Without eating enough protein, we cannot survive.
Proteins are the main building blocks of the body. As a general rule, 10 – 35% of our daily calories should come from protein. The body cannot store protein for future use, so we must maintain a steady/daily intake.
All of our body parts: cells, tissues, muscles and organs need protein in order to function properly. The Institute of Medicine suggests that adults should consume 10 to 35 percent of their total calorie intake from protein. Protein is necessary for:
- Growth and development (in children)
- Muscle growth
- Regeneration and repair of body part components
- Healthy skin, organs and glands
- Maintenance of fluid balance
- Developing antibodies to guard against infection
- Creating a proper balance of blood acidity and alkalinity.
When we consume protein, it is digested and ‘broken down’ into its component amino acids. These amino acids are then used by the body to replace and repair cells, tissues, muscle and organs. Consuming too little protein can lead to loss of muscle mass, stunted growth, fatigue and changes in skin and hair.
Protein also makes us feel more full/satiated after a meal. Compared to fat and carbs, protein offers more “bang for your buck” when it comes to filling you up and feeling satisfied after eating. People who don’t eat enough protein may actually eat more food and still have an appetite afterwards.
How much protein do we need to ingest every day? Not everyone needs the same amount. Protein requirements depend on:
Age & Gender
- Babies need about 10 grams per day.
- School-age kids need 19-34 grams per day.
- Teenage boys need up to 52 grams a day.
- Teenage girls need 46 grams per day.

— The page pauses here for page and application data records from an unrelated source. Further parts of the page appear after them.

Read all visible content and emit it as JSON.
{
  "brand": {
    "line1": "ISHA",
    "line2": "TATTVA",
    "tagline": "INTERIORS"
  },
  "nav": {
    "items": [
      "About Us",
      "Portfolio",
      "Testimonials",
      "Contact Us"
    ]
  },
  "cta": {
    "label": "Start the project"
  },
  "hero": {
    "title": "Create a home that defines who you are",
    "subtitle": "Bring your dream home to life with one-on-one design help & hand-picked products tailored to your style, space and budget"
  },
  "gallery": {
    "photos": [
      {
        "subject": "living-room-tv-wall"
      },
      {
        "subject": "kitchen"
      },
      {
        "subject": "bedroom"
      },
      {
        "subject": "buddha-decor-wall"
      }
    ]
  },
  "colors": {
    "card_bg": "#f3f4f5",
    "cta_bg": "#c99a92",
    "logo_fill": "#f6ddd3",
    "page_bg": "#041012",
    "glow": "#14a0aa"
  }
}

- Adult men need about 56 grams a day (about 56 grams per day, 0.7 – 0.8 grams of protein per pound of body; active men will require more).
- Adult women need about 46 grams a day (71 grams, if pregnant or breastfeeding). However, actual protein requirements may be higher depending on a woman’s needs and activity level
- Seniors, the elderly and those recovering from injuries need to increase their protein intake. (Increased protein consumption can help to improve strength, muscle mass, immune capability, bone health, blood pressure and wound-healing.
Body size – larger body size require extra protein intake to maintain good health.
Activity level – coincides with how much energy you burn in a day. (Athletes require more protein than non-athletes, and the amount of protein needed is based on size and activity level.)
Choose healthy proteins: lean meat, poultry, low-fat dairy, fish, soybeans, quinoa; beans, peas, nuts and seeds (eat a variety of these); tofu; eggs; grains, some vegetables, and some fruits (provide small amounts of protein). Those following a vegetarian diet, getting enough protein can be a little difficult. Consume protein sources like beans, eggs, quinoa and tofu, in healthy vegetarian recipes.